### PROVIDED DATA
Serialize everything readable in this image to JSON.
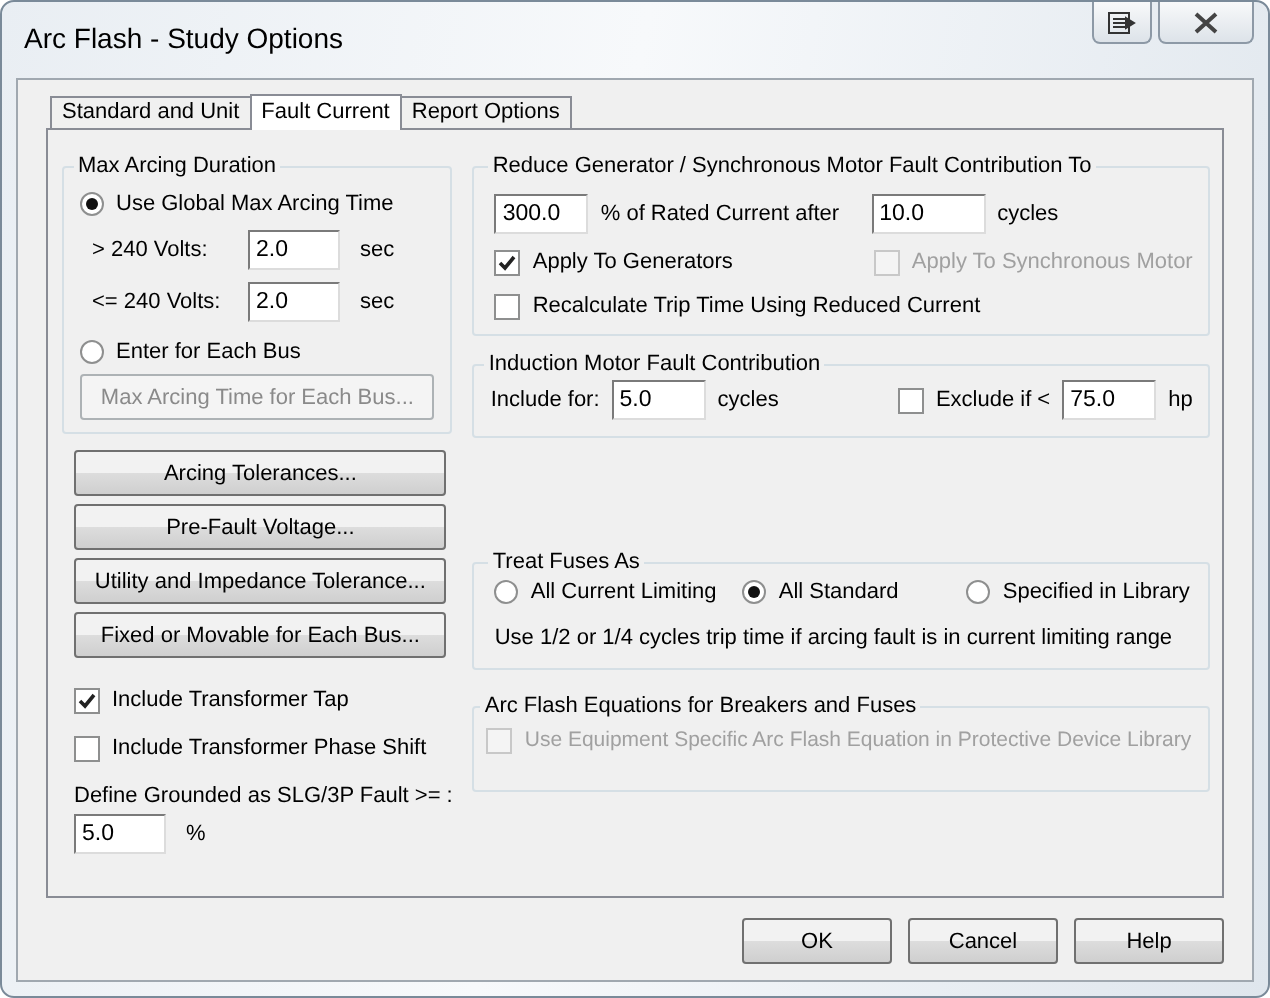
{
  "window": {
    "title": "Arc Flash - Study Options"
  },
  "tabs": [
    {
      "label": "Standard and Unit",
      "selected": false
    },
    {
      "label": "Fault Current",
      "selected": true
    },
    {
      "label": "Report Options",
      "selected": false
    }
  ],
  "max_arcing": {
    "title": "Max Arcing Duration",
    "global_option": {
      "label": "Use Global Max Arcing Time",
      "selected": true
    },
    "fields": [
      {
        "label": "> 240 Volts:",
        "value": "2.0",
        "unit": "sec"
      },
      {
        "label": "<= 240 Volts:",
        "value": "2.0",
        "unit": "sec"
      }
    ],
    "each_bus_option": {
      "label": "Enter for Each Bus",
      "selected": false
    },
    "each_bus_button": {
      "label": "Max Arcing Time for Each Bus...",
      "disabled": true
    }
  },
  "left_buttons": [
    "Arcing Tolerances...",
    "Pre-Fault Voltage...",
    "Utility and Impedance Tolerance...",
    "Fixed or Movable for Each Bus..."
  ],
  "left_checks": [
    {
      "label": "Include Transformer Tap",
      "checked": true
    },
    {
      "label": "Include Transformer Phase Shift",
      "checked": false
    }
  ],
  "grounded": {
    "label": "Define Grounded as SLG/3P Fault >= :",
    "value": "5.0",
    "unit": "%"
  },
  "reduce_generator": {
    "title": "Reduce Generator / Synchronous Motor Fault Contribution To",
    "percent_value": "300.0",
    "percent_label": "% of Rated Current after",
    "cycles_value": "10.0",
    "cycles_unit": "cycles",
    "apply_checks": [
      {
        "label": "Apply To Generators",
        "checked": true,
        "disabled": false
      },
      {
        "label": "Apply To Synchronous Motor",
        "checked": false,
        "disabled": true
      }
    ],
    "recalculate": {
      "label": "Recalculate Trip Time Using Reduced Current",
      "checked": false
    }
  },
  "induction_motor": {
    "title": "Induction Motor Fault Contribution",
    "include_label": "Include for:",
    "include_value": "5.0",
    "include_unit": "cycles",
    "exclude": {
      "label": "Exclude if <",
      "checked": false
    },
    "exclude_value": "75.0",
    "exclude_unit": "hp"
  },
  "treat_fuses": {
    "title": "Treat Fuses As",
    "options": [
      {
        "label": "All Current Limiting",
        "selected": false
      },
      {
        "label": "All Standard",
        "selected": true
      },
      {
        "label": "Specified in Library",
        "selected": false
      }
    ],
    "note": "Use 1/2 or 1/4 cycles trip time if arcing fault is in current limiting range"
  },
  "equations": {
    "title": "Arc Flash Equations for Breakers and Fuses",
    "check": {
      "label": "Use Equipment Specific Arc Flash Equation in Protective Device Library",
      "checked": false,
      "disabled": true
    }
  },
  "buttons": [
    "OK",
    "Cancel",
    "Help"
  ]
}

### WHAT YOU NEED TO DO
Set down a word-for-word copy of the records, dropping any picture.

### EXERCISE SOLUTION
Serialize everything readable in this image to JSON.
{
  "window": {
    "title": "Arc Flash - Study Options"
  },
  "tabs": [
    {
      "label": "Standard and Unit",
      "selected": false
    },
    {
      "label": "Fault Current",
      "selected": true
    },
    {
      "label": "Report Options",
      "selected": false
    }
  ],
  "max_arcing": {
    "title": "Max Arcing Duration",
    "global_option": {
      "label": "Use Global Max Arcing Time",
      "selected": true
    },
    "fields": [
      {
        "label": "> 240 Volts:",
        "value": "2.0",
        "unit": "sec"
      },
      {
        "label": "<= 240 Volts:",
        "value": "2.0",
        "unit": "sec"
      }
    ],
    "each_bus_option": {
      "label": "Enter for Each Bus",
      "selected": false
    },
    "each_bus_button": {
      "label": "Max Arcing Time for Each Bus...",
      "disabled": true
    }
  },
  "left_buttons": [
    "Arcing Tolerances...",
    "Pre-Fault Voltage...",
    "Utility and Impedance Tolerance...",
    "Fixed or Movable for Each Bus..."
  ],
  "left_checks": [
    {
      "label": "Include Transformer Tap",
      "checked": true
    },
    {
      "label": "Include Transformer Phase Shift",
      "checked": false
    }
  ],
  "grounded": {
    "label": "Define Grounded as SLG/3P Fault >= :",
    "value": "5.0",
    "unit": "%"
  },
  "reduce_generator": {
    "title": "Reduce Generator / Synchronous Motor Fault Contribution To",
    "percent_value": "300.0",
    "percent_label": "% of Rated Current after",
    "cycles_value": "10.0",
    "cycles_unit": "cycles",
    "apply_checks": [
      {
        "label": "Apply To Generators",
        "checked": true,
        "disabled": false
      },
      {
        "label": "Apply To Synchronous Motor",
        "checked": false,
        "disabled": true
      }
    ],
    "recalculate": {
      "label": "Recalculate Trip Time Using Reduced Current",
      "checked": false
    }
  },
  "induction_motor": {
    "title": "Induction Motor Fault Contribution",
    "include_label": "Include for:",
    "include_value": "5.0",
    "include_unit": "cycles",
    "exclude": {
      "label": "Exclude if <",
      "checked": false
    },
    "exclude_value": "75.0",
    "exclude_unit": "hp"
  },
  "treat_fuses": {
    "title": "Treat Fuses As",
    "options": [
      {
        "label": "All Current Limiting",
        "selected": false
      },
      {
        "label": "All Standard",
        "selected": true
      },
      {
        "label": "Specified in Library",
        "selected": false
      }
    ],
    "note": "Use 1/2 or 1/4 cycles trip time if arcing fault is in current limiting range"
  },
  "equations": {
    "title": "Arc Flash Equations for Breakers and Fuses",
    "check": {
      "label": "Use Equipment Specific Arc Flash Equation in Protective Device Library",
      "checked": false,
      "disabled": true
    }
  },
  "buttons": [
    "OK",
    "Cancel",
    "Help"
  ]
}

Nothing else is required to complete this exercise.